I wish I were a better photographer because I really missed a chance to get some spectacular shots.
I’m a little surprised no one else was out there looking for this bird. It’s significantly rare anywhere in Florida and now there are TWO significantly rare birds out there to be seen. I’m looking forward to what’s next – a Horned Lark? Short-eared Owl?
Lapland Longspur has been one of my biggest “nemesis birds” in Duval County…they used to be somewhat “regular” at Huguenot Memorial Park in the old days but I think the last credible report is from 2002. I asked Roger Clark about them many years ago and his advice was to “work the edge of the dunes” in winter, something that I’ve done probably (literally) hundreds of times now for around 15 years.
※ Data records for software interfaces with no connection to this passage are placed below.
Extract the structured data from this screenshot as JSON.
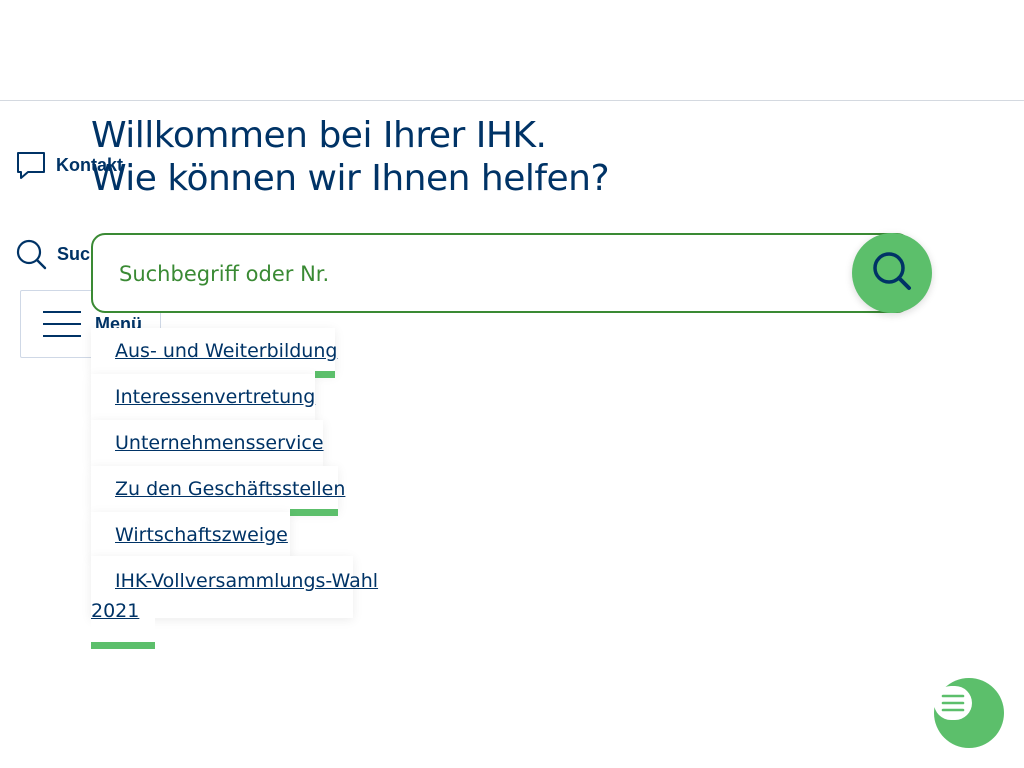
{
  "header": {},
  "sidebar": {
    "contact_label": "Kontakt",
    "search_label": "Suche",
    "menu_label": "Menü"
  },
  "hero": {
    "line1": "Willkommen bei Ihrer IHK.",
    "line2": "Wie können wir Ihnen helfen?"
  },
  "search": {
    "placeholder": "Suchbegriff oder Nr.",
    "value": ""
  },
  "quick_links": [
    "Aus- und Weiterbildung",
    "Interessenvertretung",
    "Unternehmensservice",
    "Zu den Geschäftsstellen",
    "Wirtschaftszweige",
    "IHK-Vollversammlungs-Wahl",
    "2021"
  ],
  "colors": {
    "primary_text": "#003366",
    "accent_green": "#5cbf6b",
    "search_border": "#3a8a34"
  },
  "icons": {
    "contact": "chat-bubble-outline-icon",
    "search": "magnifier-icon",
    "menu": "hamburger-icon",
    "chat": "chat-bot-icon"
  }
}
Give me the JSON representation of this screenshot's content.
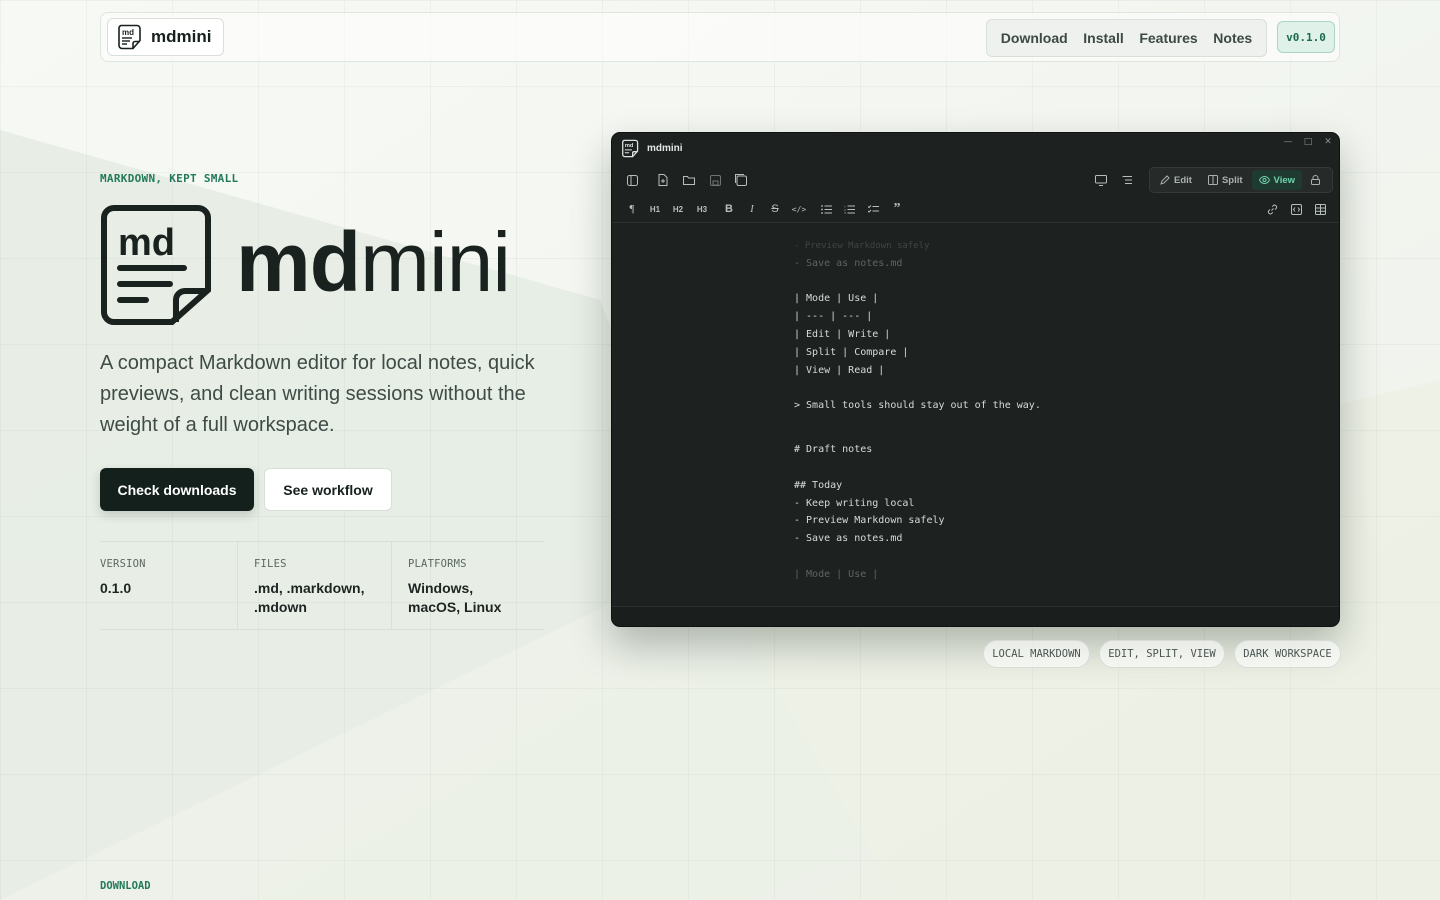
{
  "header": {
    "brand_name": "mdmini",
    "nav": [
      "Download",
      "Install",
      "Features",
      "Notes"
    ],
    "version_badge": "v0.1.0"
  },
  "hero": {
    "eyebrow": "MARKDOWN, KEPT SMALL",
    "wordmark_bold": "md",
    "wordmark_light": "mini",
    "tagline": "A compact Markdown editor for local notes, quick previews, and clean writing sessions without the weight of a full workspace.",
    "primary_cta": "Check downloads",
    "secondary_cta": "See workflow",
    "meta": [
      {
        "label": "VERSION",
        "value": "0.1.0"
      },
      {
        "label": "FILES",
        "value": ".md, .markdown, .mdown"
      },
      {
        "label": "PLATFORMS",
        "value": "Windows, macOS, Linux"
      }
    ]
  },
  "app_window": {
    "title": "mdmini",
    "modes": {
      "edit": "Edit",
      "split": "Split",
      "view": "View",
      "active": "view"
    },
    "editor_lines": [
      "- Save as notes.md",
      "",
      "| Mode | Use |",
      "| --- | --- |",
      "| Edit | Write |",
      "| Split | Compare |",
      "| View | Read |",
      "",
      "> Small tools should stay out of the way.",
      "",
      "# Draft notes",
      "",
      "## Today",
      "- Keep writing local",
      "- Preview Markdown safely",
      "- Save as notes.md",
      "",
      "| Mode | Use |"
    ]
  },
  "chips": [
    "LOCAL MARKDOWN",
    "EDIT, SPLIT, VIEW",
    "DARK WORKSPACE"
  ],
  "next_section_label": "DOWNLOAD",
  "colors": {
    "accent": "#22795b",
    "dark": "#14201b",
    "editor_bg": "#1d211f",
    "active_mode": "#6fd3ad"
  }
}
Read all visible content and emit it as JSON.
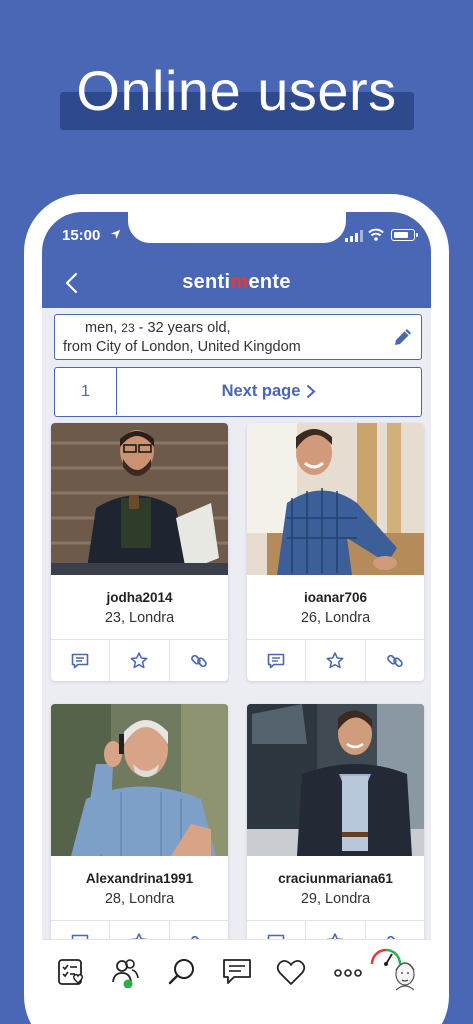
{
  "headline": "Online users",
  "status_bar": {
    "time": "15:00"
  },
  "header": {
    "logo_left": "senti",
    "logo_heart": "m",
    "logo_right": "ente"
  },
  "filter": {
    "line1_prefix": "men,",
    "age_min": "23",
    "line1_suffix": "- 32 years old,",
    "line2": "from City of London, United Kingdom"
  },
  "pager": {
    "current_page": "1",
    "next_label": "Next page"
  },
  "users": [
    {
      "name": "jodha2014",
      "info": "23, Londra"
    },
    {
      "name": "ioanar706",
      "info": "26, Londra"
    },
    {
      "name": "Alexandrina1991",
      "info": "28, Londra"
    },
    {
      "name": "craciunmariana61",
      "info": "29, Londra"
    }
  ],
  "icons": {
    "back": "chevron-left-icon",
    "edit": "pencil-icon",
    "card_actions": [
      "message-icon",
      "star-icon",
      "link-icon"
    ],
    "bottom_nav": [
      "checklist-icon",
      "users-online-icon",
      "search-icon",
      "messages-icon",
      "heart-icon",
      "more-icon",
      "profile-speedometer-icon"
    ]
  },
  "colors": {
    "brand": "#4a67b5",
    "heart": "#e23a3a",
    "online": "#2fae4e"
  }
}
In inclement or cold weather, I’d make the rounds in the 4×4 but otherwise on foot…always with Laplands in mind. Snow Buntings have come and gone (and will undoubtedly come again…that’s what she said), but I’ve never lucked out with a Lapland.
This afternoon I decided to wait until “low tide” (which was still high based on astronomically high tides this week), and walked out to the jetties to look for Franklin’s or Glaucous Gull, an Eider, something.
I dipped on any unusual gulls or ducks, and decided to head north along the ocean side – purposefully walking between the roped off dunes and trash cans. In other words, as close to the dunes as I could get, to look for Lapland Longspurs. No shit.
I rounded the north end and scoped a “blue morph” Snow Goose. Cool! My first Snow Goose ever at Huguenot; it’s hard to get a new patch bird here anymore after like 700 birding trips. I was slogging through calf-deep mud when I noticed three Ruddy Turnstones on the top of a high, clear dune. I thought that was odd, and paused to get the bins on them when I saw something small fly in…I thought it might be a Savannah Sparrow, but glassed it and just about crapped my pants! Lapland Longspur, after all these years! I will be riding this high for awhile; it’s the first report at Huguenot in 16 years and the first verifiable record of one there in many more than that.